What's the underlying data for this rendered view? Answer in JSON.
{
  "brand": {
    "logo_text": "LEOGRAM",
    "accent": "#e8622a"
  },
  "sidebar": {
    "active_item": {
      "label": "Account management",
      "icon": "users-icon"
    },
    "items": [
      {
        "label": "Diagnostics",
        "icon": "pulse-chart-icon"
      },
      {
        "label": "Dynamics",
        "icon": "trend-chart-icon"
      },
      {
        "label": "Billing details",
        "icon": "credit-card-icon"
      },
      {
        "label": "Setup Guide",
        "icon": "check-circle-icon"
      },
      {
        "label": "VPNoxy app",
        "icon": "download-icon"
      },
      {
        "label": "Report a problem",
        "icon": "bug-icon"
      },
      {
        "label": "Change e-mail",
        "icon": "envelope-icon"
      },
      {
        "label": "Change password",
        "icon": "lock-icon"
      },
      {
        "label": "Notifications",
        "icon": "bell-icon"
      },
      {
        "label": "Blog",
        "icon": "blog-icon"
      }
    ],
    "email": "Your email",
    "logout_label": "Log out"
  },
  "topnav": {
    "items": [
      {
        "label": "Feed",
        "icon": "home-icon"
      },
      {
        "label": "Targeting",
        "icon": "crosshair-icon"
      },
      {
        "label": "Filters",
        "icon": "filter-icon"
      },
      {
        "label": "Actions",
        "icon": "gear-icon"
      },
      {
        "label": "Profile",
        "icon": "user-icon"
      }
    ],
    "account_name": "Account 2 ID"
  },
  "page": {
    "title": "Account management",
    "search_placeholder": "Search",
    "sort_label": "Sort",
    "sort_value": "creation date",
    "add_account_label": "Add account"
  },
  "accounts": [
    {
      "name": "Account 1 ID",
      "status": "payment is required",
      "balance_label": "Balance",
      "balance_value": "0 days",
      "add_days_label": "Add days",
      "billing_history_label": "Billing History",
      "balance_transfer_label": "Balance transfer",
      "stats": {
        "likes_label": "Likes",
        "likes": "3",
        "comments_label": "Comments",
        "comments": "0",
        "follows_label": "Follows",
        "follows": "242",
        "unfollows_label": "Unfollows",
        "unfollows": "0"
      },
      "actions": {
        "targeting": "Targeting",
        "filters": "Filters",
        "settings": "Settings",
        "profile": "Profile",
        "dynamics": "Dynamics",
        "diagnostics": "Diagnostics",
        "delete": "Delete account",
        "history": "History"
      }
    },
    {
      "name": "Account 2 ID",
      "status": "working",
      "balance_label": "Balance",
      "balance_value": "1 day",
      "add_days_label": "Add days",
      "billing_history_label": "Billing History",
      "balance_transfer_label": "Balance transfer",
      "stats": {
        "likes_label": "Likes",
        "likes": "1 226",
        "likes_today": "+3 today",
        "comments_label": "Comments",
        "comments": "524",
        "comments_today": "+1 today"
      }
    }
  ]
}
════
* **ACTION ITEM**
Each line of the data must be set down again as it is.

* **ANSWER BOX**
What's the underlying data for this rendered view? Answer in JSON.
{
  "brand": {
    "logo_text": "LEOGRAM",
    "accent": "#e8622a"
  },
  "sidebar": {
    "active_item": {
      "label": "Account management",
      "icon": "users-icon"
    },
    "items": [
      {
        "label": "Diagnostics",
        "icon": "pulse-chart-icon"
      },
      {
        "label": "Dynamics",
        "icon": "trend-chart-icon"
      },
      {
        "label": "Billing details",
        "icon": "credit-card-icon"
      },
      {
        "label": "Setup Guide",
        "icon": "check-circle-icon"
      },
      {
        "label": "VPNoxy app",
        "icon": "download-icon"
      },
      {
        "label": "Report a problem",
        "icon": "bug-icon"
      },
      {
        "label": "Change e-mail",
        "icon": "envelope-icon"
      },
      {
        "label": "Change password",
        "icon": "lock-icon"
      },
      {
        "label": "Notifications",
        "icon": "bell-icon"
      },
      {
        "label": "Blog",
        "icon": "blog-icon"
      }
    ],
    "email": "Your email",
    "logout_label": "Log out"
  },
  "topnav": {
    "items": [
      {
        "label": "Feed",
        "icon": "home-icon"
      },
      {
        "label": "Targeting",
        "icon": "crosshair-icon"
      },
      {
        "label": "Filters",
        "icon": "filter-icon"
      },
      {
        "label": "Actions",
        "icon": "gear-icon"
      },
      {
        "label": "Profile",
        "icon": "user-icon"
      }
    ],
    "account_name": "Account 2 ID"
  },
  "page": {
    "title": "Account management",
    "search_placeholder": "Search",
    "sort_label": "Sort",
    "sort_value": "creation date",
    "add_account_label": "Add account"
  },
  "accounts": [
    {
      "name": "Account 1 ID",
      "status": "payment is required",
      "balance_label": "Balance",
      "balance_value": "0 days",
      "add_days_label": "Add days",
      "billing_history_label": "Billing History",
      "balance_transfer_label": "Balance transfer",
      "stats": {
        "likes_label": "Likes",
        "likes": "3",
        "comments_label": "Comments",
        "comments": "0",
        "follows_label": "Follows",
        "follows": "242",
        "unfollows_label": "Unfollows",
        "unfollows": "0"
      },
      "actions": {
        "targeting": "Targeting",
        "filters": "Filters",
        "settings": "Settings",
        "profile": "Profile",
        "dynamics": "Dynamics",
        "diagnostics": "Diagnostics",
        "delete": "Delete account",
        "history": "History"
      }
    },
    {
      "name": "Account 2 ID",
      "status": "working",
      "balance_label": "Balance",
      "balance_value": "1 day",
      "add_days_label": "Add days",
      "billing_history_label": "Billing History",
      "balance_transfer_label": "Balance transfer",
      "stats": {
        "likes_label": "Likes",
        "likes": "1 226",
        "likes_today": "+3 today",
        "comments_label": "Comments",
        "comments": "524",
        "comments_today": "+1 today"
      }
    }
  ]
}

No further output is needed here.